▸ DATA PROVIDED:
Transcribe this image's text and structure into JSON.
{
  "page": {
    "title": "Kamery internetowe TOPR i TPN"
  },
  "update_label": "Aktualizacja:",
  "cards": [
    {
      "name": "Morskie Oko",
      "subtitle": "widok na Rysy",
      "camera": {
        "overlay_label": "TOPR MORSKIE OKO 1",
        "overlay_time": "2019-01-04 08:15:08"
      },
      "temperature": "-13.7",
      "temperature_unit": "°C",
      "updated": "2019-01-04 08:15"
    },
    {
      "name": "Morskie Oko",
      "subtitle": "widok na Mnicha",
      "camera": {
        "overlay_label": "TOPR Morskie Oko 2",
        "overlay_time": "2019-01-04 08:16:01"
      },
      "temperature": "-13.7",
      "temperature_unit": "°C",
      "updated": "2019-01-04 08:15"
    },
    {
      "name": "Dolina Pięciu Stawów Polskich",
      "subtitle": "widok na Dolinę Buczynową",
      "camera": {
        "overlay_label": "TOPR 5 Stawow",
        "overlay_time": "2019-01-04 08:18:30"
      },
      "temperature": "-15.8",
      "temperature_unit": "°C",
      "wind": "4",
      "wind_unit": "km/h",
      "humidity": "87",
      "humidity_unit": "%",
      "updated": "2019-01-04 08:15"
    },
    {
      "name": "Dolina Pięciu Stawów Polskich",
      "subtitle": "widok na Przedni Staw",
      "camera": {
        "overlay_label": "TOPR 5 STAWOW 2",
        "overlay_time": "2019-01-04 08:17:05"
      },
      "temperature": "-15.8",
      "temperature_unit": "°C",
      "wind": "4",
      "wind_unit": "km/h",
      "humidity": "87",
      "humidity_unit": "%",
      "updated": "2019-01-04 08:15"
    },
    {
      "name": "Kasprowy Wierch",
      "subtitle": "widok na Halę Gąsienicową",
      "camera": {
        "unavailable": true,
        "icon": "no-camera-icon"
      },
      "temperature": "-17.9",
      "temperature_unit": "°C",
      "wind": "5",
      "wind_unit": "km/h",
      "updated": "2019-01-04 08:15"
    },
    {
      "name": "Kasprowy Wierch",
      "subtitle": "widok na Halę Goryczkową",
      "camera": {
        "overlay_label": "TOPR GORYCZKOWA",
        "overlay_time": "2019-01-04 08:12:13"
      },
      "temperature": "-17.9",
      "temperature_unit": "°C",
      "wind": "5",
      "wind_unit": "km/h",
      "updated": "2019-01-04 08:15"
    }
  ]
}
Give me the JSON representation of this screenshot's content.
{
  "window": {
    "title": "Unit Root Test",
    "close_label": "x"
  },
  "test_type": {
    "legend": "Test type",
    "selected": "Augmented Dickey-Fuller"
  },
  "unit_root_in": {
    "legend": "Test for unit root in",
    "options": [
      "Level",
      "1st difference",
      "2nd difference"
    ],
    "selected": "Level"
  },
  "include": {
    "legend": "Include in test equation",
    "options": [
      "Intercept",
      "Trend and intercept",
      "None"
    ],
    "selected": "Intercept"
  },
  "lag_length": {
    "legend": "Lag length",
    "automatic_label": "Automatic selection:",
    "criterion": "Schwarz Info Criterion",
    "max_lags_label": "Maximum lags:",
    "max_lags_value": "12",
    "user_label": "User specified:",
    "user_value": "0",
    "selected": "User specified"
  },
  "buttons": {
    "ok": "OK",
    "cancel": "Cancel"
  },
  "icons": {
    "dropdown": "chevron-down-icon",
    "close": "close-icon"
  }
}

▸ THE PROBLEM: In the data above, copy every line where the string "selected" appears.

▸ EXPECTED ANSWER:
    "selected": "Augmented Dickey-Fuller"
    "selected": "Level"
    "selected": "Intercept"
    "selected": "User specified"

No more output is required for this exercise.